Upon their entrance to the National World Karate Federation competition in Texas, the girls were quickly disqualified from the match by judges who claimed that the World Karate Federation had not released an adequate photo representation of the approved scarves and that the girls may be choked by the scarf, therefore allowing an argument for disqualification. While the coach vehemently opposed this, waving the article that had rejected the Hijab (headscarf ban) with a photo of an Iranian girl wearing the scarf and competing, the judges quickly silenced the coach by threatening to disqualify the entire team. I approached the coach and asked her what was wrong to which she responded, “The judges had approved the scarves that I had taken photos of and sent months ago. Now that we are at the competition, they are not allowing us to compete and state that the WKF rules did not outline the proper application of the scarf, therefore canceling out the Hijab Ban.”
It is interesting to note that the only country within the World Karate Federation International competitions that bans the hijab is the United States of America, despite the fact one of its leading fighters is woman of Egyptian-descent who dons the scarf. Other teams, ranging from Kuwait to Algeria to even the U.K., have no problems with bringing forward women with scarves in different arrangements.
This application of the Hijab Ban does not only, however, apply to martial arts. Only within the last few years have other international organizations, such as FIFA, lifted the Hijab Ban to allow Muslim woman to compete in sports they had been participating in and training for their entire lives. Organizations such as the Olympics Committee do not ban the Hijab, and women have been participating within such martial arts competitions in the Olympics Committee with no problems in regards to the headscarf.

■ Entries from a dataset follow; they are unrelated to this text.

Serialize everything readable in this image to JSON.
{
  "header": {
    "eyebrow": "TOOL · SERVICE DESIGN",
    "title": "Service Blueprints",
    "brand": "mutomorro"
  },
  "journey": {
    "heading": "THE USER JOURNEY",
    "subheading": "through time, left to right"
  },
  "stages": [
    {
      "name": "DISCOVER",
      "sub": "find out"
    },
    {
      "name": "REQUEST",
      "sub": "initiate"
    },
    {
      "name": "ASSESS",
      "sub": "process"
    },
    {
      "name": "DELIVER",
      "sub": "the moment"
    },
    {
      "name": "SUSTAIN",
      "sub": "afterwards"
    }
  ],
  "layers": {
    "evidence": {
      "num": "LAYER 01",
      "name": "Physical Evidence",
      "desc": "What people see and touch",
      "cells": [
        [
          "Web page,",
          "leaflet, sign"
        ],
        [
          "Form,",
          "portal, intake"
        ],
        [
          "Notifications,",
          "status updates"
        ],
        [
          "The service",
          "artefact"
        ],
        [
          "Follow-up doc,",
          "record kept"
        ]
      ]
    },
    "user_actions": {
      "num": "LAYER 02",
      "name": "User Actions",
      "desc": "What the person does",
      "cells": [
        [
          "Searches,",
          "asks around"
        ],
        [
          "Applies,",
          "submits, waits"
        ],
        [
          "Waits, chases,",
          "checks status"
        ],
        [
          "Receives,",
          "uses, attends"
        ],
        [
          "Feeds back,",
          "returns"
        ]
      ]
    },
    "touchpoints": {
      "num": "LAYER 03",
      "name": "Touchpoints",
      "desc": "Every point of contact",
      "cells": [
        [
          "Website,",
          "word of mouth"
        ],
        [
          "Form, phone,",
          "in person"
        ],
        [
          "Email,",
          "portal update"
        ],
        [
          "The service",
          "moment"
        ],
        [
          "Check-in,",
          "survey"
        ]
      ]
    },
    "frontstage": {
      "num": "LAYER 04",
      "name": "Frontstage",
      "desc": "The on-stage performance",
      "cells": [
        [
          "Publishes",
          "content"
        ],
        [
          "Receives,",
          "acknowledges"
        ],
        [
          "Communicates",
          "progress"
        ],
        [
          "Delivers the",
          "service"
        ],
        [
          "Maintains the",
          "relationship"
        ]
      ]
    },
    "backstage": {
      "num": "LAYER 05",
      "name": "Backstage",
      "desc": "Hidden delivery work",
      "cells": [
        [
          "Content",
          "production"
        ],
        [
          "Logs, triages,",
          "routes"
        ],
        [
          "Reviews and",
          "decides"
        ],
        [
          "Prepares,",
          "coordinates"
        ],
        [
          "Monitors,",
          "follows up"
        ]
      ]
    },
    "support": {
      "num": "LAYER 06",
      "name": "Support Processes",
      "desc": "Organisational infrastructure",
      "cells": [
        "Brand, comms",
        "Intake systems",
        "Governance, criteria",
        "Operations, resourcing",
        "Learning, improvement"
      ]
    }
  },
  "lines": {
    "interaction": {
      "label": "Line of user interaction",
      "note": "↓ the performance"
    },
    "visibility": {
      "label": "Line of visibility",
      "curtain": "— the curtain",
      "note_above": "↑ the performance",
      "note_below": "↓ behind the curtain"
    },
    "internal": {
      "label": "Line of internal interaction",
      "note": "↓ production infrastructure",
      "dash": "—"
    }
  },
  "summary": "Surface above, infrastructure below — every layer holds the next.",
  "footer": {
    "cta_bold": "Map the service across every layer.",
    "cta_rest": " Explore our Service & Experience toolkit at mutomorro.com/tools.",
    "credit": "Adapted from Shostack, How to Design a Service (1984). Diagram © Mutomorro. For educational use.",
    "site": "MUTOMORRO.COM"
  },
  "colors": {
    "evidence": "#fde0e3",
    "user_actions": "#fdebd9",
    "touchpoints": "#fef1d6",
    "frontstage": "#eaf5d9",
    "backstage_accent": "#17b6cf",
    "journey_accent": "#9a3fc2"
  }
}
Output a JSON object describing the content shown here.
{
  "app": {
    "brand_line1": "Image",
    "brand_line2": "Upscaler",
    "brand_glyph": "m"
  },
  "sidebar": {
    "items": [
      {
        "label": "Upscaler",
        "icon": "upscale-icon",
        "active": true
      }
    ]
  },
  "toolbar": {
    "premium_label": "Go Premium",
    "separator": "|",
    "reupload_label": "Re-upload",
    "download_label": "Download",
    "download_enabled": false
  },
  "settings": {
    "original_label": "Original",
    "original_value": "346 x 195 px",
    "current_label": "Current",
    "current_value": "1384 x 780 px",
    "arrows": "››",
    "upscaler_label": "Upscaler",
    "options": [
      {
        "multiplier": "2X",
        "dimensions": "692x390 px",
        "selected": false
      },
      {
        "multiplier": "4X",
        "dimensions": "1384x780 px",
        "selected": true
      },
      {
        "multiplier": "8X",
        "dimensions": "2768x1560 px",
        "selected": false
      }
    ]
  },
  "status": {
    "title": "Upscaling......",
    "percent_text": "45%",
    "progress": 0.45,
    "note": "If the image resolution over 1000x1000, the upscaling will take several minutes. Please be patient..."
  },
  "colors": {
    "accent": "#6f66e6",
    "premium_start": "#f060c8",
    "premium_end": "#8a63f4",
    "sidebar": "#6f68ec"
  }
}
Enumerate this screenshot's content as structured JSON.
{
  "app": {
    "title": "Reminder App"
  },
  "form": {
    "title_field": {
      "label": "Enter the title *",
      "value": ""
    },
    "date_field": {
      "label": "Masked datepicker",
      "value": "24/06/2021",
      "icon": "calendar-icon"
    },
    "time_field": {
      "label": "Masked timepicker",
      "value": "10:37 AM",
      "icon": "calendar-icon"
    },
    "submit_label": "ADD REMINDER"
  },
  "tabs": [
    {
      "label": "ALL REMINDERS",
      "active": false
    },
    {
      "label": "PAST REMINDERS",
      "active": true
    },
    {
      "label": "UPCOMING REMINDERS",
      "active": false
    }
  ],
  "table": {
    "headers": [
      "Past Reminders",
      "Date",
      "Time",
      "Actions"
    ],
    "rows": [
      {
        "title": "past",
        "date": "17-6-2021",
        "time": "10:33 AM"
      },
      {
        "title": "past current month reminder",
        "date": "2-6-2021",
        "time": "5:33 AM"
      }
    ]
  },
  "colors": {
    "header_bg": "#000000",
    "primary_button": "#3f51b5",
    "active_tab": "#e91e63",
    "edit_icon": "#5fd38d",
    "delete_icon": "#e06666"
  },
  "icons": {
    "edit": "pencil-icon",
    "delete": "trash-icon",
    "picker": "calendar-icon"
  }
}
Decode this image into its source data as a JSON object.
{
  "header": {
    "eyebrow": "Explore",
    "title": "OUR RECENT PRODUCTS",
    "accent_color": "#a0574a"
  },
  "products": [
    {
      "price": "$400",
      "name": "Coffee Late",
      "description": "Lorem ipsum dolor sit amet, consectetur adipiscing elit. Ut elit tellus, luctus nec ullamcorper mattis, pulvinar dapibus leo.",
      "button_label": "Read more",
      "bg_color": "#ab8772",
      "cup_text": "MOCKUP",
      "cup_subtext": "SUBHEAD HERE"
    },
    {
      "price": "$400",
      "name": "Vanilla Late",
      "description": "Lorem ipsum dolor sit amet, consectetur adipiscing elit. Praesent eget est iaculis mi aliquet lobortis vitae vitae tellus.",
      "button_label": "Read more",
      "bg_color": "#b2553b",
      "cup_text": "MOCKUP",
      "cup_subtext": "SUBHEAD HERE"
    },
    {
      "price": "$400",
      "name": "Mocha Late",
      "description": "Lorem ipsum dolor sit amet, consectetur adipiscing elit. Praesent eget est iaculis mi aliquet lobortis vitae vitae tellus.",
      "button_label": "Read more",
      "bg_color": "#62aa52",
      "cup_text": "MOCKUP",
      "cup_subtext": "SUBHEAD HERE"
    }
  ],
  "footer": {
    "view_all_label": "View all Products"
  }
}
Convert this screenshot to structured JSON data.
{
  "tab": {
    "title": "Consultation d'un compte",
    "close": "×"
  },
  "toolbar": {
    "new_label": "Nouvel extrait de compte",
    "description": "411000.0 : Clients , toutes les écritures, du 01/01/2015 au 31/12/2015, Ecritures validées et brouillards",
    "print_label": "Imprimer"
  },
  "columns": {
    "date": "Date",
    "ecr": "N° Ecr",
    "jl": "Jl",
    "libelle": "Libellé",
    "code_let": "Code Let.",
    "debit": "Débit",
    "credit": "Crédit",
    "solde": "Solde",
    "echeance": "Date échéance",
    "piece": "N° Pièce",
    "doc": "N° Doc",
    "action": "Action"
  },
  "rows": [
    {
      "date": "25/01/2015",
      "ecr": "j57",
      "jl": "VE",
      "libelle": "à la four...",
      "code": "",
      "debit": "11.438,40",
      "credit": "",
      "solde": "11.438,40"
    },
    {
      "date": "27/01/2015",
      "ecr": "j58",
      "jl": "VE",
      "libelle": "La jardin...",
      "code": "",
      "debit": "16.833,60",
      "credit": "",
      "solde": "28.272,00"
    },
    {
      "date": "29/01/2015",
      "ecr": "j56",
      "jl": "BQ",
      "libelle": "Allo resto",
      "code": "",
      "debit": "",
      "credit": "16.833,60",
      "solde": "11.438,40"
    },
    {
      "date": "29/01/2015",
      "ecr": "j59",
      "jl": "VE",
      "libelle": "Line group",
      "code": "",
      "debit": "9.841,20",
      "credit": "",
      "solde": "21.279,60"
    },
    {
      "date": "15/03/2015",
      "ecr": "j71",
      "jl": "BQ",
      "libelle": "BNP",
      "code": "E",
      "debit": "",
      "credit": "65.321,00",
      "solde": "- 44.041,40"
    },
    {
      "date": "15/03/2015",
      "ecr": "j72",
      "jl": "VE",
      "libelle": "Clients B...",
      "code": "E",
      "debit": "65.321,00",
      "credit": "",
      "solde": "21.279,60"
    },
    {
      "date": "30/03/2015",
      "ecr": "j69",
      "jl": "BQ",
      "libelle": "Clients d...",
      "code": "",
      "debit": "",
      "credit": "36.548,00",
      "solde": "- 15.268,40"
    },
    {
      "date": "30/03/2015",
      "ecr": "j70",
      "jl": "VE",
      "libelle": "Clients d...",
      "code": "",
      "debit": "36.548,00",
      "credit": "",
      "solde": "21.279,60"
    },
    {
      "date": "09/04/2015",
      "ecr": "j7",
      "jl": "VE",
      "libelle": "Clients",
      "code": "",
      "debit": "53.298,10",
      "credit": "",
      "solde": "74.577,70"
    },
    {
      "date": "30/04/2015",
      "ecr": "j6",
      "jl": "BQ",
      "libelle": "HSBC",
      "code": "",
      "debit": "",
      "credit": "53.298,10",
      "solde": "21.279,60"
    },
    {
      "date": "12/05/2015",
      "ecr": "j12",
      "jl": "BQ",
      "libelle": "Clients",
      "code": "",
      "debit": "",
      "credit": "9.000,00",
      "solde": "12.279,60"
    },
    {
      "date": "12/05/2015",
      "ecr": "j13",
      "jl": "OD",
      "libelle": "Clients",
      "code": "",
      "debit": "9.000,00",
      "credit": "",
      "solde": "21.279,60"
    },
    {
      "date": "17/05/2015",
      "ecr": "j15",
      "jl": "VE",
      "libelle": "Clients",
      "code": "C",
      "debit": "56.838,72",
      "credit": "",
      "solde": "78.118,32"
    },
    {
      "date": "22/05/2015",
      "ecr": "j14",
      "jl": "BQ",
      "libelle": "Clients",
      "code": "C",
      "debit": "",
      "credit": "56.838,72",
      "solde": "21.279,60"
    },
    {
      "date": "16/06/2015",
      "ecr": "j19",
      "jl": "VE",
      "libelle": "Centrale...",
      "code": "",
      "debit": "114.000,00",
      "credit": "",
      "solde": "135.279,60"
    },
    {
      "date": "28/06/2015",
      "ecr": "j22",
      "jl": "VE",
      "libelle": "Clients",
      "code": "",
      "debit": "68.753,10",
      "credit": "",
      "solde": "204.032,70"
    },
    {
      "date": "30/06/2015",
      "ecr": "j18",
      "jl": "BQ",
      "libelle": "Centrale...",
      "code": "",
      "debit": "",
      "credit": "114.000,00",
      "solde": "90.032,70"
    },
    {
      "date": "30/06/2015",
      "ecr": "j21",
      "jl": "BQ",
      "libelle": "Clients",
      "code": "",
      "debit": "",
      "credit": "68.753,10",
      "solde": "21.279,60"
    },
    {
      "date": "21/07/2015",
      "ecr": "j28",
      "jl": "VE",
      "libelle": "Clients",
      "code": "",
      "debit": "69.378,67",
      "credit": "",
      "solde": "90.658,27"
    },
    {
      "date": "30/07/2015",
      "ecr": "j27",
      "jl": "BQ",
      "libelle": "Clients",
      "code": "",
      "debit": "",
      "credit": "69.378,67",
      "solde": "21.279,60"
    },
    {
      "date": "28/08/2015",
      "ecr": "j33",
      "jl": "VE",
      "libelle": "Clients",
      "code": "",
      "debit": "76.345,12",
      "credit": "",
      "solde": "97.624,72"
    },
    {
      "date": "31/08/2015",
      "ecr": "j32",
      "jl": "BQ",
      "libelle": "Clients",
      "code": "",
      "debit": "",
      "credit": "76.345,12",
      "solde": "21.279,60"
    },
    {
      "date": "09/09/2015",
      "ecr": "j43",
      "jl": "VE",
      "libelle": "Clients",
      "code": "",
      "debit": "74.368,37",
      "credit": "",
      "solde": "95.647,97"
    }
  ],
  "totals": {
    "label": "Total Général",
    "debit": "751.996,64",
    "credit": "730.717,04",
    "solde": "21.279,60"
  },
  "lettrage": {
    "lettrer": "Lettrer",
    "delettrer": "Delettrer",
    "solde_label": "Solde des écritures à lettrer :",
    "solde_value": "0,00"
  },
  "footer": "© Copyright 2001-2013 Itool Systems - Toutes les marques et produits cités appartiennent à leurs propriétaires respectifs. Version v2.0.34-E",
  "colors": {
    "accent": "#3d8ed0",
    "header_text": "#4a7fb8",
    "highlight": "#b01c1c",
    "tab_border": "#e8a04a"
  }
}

The current question remains: How does a Muslim woman continue to partake in sports while battling Western prejudice that try rather hard to depict the Muslim woman as a sad individual remaining at home? The truth is that the Muslim woman, especially in the United States, has many battles to fight, and this forces her to work for recognition within her community.
I myself am one of the only two competitors in the United States to compete nationally and wear the headscarf while other Muslim competitors within the United State are often disqualified. As a result, I am technically “privileged”—a mixture of being able to “know the right people” as well as a result of competing 10 years without the scarf.
And how will I be able to bring attention to my scarf further and begin to make strides for beginning competitors to be involved in martial arts? I will have to work twice as hard to reach the top and win the space in the top national category, something I have begun preparing for.
While I had taken third in the nation nearly three years ago, I will have to work many times over to not only be taken seriously within the category, but also to place in the top three matches.
However, such matters in Hijab Ban politics would be easier to change if only more Muslim women became involved and dedicated to the cause of sports. It is hard to make a change in national and international organizations when the mass of the affected body is minimal. This makes it easier for such organizations to slip into Orientalist prejudices of the invisibility of the Muslim woman and act under misguided perceptions to ban the hijab as means of “freeing the poor Muslim woman.” Not to mention the fact that it is extremely difficult to find sporting hijabs and that only one company currently advertises to selling martial arts hijabs.
It is time for more Muslim women to step out and compete seriously, as well as take the lead into the sports sphere within the United States in order to change the the status of discrimination in these organizations.